START Stored data

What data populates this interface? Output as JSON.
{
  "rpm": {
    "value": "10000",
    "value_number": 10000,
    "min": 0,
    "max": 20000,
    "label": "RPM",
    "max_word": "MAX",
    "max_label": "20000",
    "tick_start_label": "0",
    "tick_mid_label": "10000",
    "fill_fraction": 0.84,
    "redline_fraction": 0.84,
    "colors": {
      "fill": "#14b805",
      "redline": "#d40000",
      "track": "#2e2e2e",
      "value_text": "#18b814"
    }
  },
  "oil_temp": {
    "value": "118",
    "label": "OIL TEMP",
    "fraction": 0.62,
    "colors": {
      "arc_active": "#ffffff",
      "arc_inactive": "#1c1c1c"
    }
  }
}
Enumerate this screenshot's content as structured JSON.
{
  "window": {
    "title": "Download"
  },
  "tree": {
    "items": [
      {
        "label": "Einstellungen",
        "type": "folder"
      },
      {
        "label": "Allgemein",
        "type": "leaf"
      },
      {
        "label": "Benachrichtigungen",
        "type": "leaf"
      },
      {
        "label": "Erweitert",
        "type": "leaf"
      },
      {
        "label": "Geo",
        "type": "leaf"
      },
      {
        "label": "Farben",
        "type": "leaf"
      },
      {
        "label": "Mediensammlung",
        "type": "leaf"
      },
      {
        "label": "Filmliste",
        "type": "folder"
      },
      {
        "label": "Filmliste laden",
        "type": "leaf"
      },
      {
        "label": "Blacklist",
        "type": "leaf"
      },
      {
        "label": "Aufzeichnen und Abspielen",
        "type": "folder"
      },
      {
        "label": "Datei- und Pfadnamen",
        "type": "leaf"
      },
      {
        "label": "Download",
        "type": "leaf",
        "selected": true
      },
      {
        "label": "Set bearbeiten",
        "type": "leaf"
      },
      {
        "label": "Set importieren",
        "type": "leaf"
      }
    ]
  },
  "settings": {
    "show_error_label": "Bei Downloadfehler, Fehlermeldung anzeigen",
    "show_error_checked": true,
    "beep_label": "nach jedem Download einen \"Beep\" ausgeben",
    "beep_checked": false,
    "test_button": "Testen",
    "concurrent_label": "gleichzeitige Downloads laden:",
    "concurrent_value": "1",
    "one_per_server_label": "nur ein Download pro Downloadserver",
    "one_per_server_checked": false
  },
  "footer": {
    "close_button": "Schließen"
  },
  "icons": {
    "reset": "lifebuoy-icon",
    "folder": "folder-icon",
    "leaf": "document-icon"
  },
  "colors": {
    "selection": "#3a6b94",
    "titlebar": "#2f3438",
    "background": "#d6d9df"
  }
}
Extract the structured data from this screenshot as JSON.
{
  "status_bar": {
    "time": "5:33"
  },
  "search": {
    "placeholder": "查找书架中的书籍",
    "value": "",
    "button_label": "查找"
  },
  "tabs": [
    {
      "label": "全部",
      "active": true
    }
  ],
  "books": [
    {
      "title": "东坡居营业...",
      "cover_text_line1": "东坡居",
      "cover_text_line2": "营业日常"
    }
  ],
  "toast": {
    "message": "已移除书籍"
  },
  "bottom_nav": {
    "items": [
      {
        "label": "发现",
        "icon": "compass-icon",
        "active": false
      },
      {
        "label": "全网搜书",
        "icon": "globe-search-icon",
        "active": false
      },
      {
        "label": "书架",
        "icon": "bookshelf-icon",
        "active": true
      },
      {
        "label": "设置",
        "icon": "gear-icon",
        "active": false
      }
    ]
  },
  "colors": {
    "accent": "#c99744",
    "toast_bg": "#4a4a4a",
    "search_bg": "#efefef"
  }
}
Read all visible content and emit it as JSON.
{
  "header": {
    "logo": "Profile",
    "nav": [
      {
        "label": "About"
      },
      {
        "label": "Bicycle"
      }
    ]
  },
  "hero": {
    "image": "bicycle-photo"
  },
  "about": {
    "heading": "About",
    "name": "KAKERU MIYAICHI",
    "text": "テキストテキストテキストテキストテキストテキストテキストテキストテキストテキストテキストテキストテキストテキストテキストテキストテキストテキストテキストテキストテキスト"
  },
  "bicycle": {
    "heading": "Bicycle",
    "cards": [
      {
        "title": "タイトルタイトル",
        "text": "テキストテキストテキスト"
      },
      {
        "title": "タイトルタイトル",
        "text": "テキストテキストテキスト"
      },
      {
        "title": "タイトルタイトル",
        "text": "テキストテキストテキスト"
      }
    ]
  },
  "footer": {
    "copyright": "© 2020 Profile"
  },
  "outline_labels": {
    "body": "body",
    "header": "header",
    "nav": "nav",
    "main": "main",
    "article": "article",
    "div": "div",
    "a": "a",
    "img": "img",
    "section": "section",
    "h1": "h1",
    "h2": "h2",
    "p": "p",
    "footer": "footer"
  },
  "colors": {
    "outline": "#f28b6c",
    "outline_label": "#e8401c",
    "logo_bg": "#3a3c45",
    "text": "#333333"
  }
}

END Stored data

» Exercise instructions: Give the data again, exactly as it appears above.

» Task response:
What data populates this interface? Output as JSON.
{
  "rpm": {
    "value": "10000",
    "value_number": 10000,
    "min": 0,
    "max": 20000,
    "label": "RPM",
    "max_word": "MAX",
    "max_label": "20000",
    "tick_start_label": "0",
    "tick_mid_label": "10000",
    "fill_fraction": 0.84,
    "redline_fraction": 0.84,
    "colors": {
      "fill": "#14b805",
      "redline": "#d40000",
      "track": "#2e2e2e",
      "value_text": "#18b814"
    }
  },
  "oil_temp": {
    "value": "118",
    "label": "OIL TEMP",
    "fraction": 0.62,
    "colors": {
      "arc_active": "#ffffff",
      "arc_inactive": "#1c1c1c"
    }
  }
}
Enumerate this screenshot's content as structured JSON.
{
  "window": {
    "title": "Download"
  },
  "tree": {
    "items": [
      {
        "label": "Einstellungen",
        "type": "folder"
      },
      {
        "label": "Allgemein",
        "type": "leaf"
      },
      {
        "label": "Benachrichtigungen",
        "type": "leaf"
      },
      {
        "label": "Erweitert",
        "type": "leaf"
      },
      {
        "label": "Geo",
        "type": "leaf"
      },
      {
        "label": "Farben",
        "type": "leaf"
      },
      {
        "label": "Mediensammlung",
        "type": "leaf"
      },
      {
        "label": "Filmliste",
        "type": "folder"
      },
      {
        "label": "Filmliste laden",
        "type": "leaf"
      },
      {
        "label": "Blacklist",
        "type": "leaf"
      },
      {
        "label": "Aufzeichnen und Abspielen",
        "type": "folder"
      },
      {
        "label": "Datei- und Pfadnamen",
        "type": "leaf"
      },
      {
        "label": "Download",
        "type": "leaf",
        "selected": true
      },
      {
        "label": "Set bearbeiten",
        "type": "leaf"
      },
      {
        "label": "Set importieren",
        "type": "leaf"
      }
    ]
  },
  "settings": {
    "show_error_label": "Bei Downloadfehler, Fehlermeldung anzeigen",
    "show_error_checked": true,
    "beep_label": "nach jedem Download einen \"Beep\" ausgeben",
    "beep_checked": false,
    "test_button": "Testen",
    "concurrent_label": "gleichzeitige Downloads laden:",
    "concurrent_value": "1",
    "one_per_server_label": "nur ein Download pro Downloadserver",
    "one_per_server_checked": false
  },
  "footer": {
    "close_button": "Schließen"
  },
  "icons": {
    "reset": "lifebuoy-icon",
    "folder": "folder-icon",
    "leaf": "document-icon"
  },
  "colors": {
    "selection": "#3a6b94",
    "titlebar": "#2f3438",
    "background": "#d6d9df"
  }
}
Extract the structured data from this screenshot as JSON.
{
  "status_bar": {
    "time": "5:33"
  },
  "search": {
    "placeholder": "查找书架中的书籍",
    "value": "",
    "button_label": "查找"
  },
  "tabs": [
    {
      "label": "全部",
      "active": true
    }
  ],
  "books": [
    {
      "title": "东坡居营业...",
      "cover_text_line1": "东坡居",
      "cover_text_line2": "营业日常"
    }
  ],
  "toast": {
    "message": "已移除书籍"
  },
  "bottom_nav": {
    "items": [
      {
        "label": "发现",
        "icon": "compass-icon",
        "active": false
      },
      {
        "label": "全网搜书",
        "icon": "globe-search-icon",
        "active": false
      },
      {
        "label": "书架",
        "icon": "bookshelf-icon",
        "active": true
      },
      {
        "label": "设置",
        "icon": "gear-icon",
        "active": false
      }
    ]
  },
  "colors": {
    "accent": "#c99744",
    "toast_bg": "#4a4a4a",
    "search_bg": "#efefef"
  }
}
Read all visible content and emit it as JSON.
{
  "header": {
    "logo": "Profile",
    "nav": [
      {
        "label": "About"
      },
      {
        "label": "Bicycle"
      }
    ]
  },
  "hero": {
    "image": "bicycle-photo"
  },
  "about": {
    "heading": "About",
    "name": "KAKERU MIYAICHI",
    "text": "テキストテキストテキストテキストテキストテキストテキストテキストテキストテキストテキストテキストテキストテキストテキストテキストテキストテキストテキストテキストテキスト"
  },
  "bicycle": {
    "heading": "Bicycle",
    "cards": [
      {
        "title": "タイトルタイトル",
        "text": "テキストテキストテキスト"
      },
      {
        "title": "タイトルタイトル",
        "text": "テキストテキストテキスト"
      },
      {
        "title": "タイトルタイトル",
        "text": "テキストテキストテキスト"
      }
    ]
  },
  "footer": {
    "copyright": "© 2020 Profile"
  },
  "outline_labels": {
    "body": "body",
    "header": "header",
    "nav": "nav",
    "main": "main",
    "article": "article",
    "div": "div",
    "a": "a",
    "img": "img",
    "section": "section",
    "h1": "h1",
    "h2": "h2",
    "p": "p",
    "footer": "footer"
  },
  "colors": {
    "outline": "#f28b6c",
    "outline_label": "#e8401c",
    "logo_bg": "#3a3c45",
    "text": "#333333"
  }
}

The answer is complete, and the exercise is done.